The NAB also paid the Carmel Group, a California consulting firm, to change its views about competition in the audio entertainment market. In an article written a year-and-a-half ago, before being hired by NAB, Carmel’s Jimmy Schaeffler described satellite radio’s competitors as "traditional analog AM & FM radio, as well as burgeoning services like MP3 players, terrestrial radio, and video- and Internet-to-the-vehicle." Yet, after receiving funds from the NAB, Mr. Schaeffler produced a white paper saying exactly the opposite.
- The best funded college student group I know...
On February 28th, Corporate Crime Reporter uncovered the real story about the Consumer Coalition for Competition in Satellite Radio (C3SR), a group of law students opposed to the XM-Sirius merger. C3SR claimed to be an independent grassroots consumer organization and refused to say who funded it. But admitted to being "supported" by the NAB. And is able to afford commissioning reports (which reportedly can cost upwards of $400/hour) by Gregory Sidak of Criterion Economics.
- Legislators legislating on their own behalf...
Mike Hubbard, Alabama's House Minority Leader, was the lead sponsor of a non-binding resolution against the merger of Sirius and XM, which was passed by the Alabama House of Representatives on March 29th. Interestingly, Hubbard is a member of the Alabama Broadcasters Association who owns a terrestrial radio station and an audio production company serving the national broadcast industry.
And, of course, their rhetoric has changed. NAB President Rehr now claims that satellite radio doesn't compete with AM and FM radio.
Now the competition is "one way" (how convenient), and the $20 billion radio industry will face unfair competition from a combined Sirius-XM (which together have a mere 3.4% of total radio listening, according to a recent Arbitron survey).
NAB members like Clear Channel claim that a merged satellite radio company would unfairly hurt "local" radio (imagine that, Clear Channel is now "local"). Of course, Clear Channel Communications is well diversified and is working to provide nationwide mutlichannel audio content for HD Radio stations, mobile wireless audio providers and more.

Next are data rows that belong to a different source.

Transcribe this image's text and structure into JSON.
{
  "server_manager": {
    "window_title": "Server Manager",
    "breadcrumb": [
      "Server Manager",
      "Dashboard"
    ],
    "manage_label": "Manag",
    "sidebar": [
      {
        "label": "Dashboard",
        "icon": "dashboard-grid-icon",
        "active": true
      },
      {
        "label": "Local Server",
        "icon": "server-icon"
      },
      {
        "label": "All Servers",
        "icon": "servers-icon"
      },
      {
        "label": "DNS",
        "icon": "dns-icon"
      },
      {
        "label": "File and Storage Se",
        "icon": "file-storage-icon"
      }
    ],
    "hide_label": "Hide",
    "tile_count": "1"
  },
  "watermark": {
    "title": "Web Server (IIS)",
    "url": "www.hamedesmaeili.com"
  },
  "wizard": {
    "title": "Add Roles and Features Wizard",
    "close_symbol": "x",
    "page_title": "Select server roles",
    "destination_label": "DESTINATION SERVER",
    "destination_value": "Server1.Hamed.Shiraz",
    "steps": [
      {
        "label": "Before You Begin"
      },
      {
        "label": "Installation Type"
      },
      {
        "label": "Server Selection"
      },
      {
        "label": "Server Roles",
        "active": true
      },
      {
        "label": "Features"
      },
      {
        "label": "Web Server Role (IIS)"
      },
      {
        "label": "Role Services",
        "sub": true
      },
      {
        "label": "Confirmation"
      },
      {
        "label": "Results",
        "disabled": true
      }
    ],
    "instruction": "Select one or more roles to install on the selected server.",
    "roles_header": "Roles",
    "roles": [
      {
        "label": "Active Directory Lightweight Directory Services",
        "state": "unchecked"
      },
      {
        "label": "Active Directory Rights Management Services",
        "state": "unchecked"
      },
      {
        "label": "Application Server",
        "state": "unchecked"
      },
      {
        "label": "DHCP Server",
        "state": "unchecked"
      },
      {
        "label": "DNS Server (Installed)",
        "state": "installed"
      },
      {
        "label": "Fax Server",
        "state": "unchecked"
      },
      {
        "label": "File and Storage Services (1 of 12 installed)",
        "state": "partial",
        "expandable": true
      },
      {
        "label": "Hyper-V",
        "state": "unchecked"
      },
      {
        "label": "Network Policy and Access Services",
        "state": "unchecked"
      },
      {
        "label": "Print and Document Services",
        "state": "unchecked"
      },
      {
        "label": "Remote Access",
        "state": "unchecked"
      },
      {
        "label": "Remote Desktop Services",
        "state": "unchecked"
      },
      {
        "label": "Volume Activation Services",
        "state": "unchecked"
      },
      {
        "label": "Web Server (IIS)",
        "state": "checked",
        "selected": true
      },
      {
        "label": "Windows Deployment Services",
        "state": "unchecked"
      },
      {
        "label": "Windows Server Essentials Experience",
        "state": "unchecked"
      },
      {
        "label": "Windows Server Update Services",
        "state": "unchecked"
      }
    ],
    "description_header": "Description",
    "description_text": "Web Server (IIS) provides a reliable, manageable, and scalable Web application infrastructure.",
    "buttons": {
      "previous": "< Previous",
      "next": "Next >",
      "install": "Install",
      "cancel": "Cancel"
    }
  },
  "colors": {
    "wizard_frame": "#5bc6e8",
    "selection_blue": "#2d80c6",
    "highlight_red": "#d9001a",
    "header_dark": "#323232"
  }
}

Don't believe me? Just listen for yourself.
The harder the NAB works to quash competition, the easier it is to see their hypocrisy. "Words have consequences," Rehr said in his keynote yesterday. So true.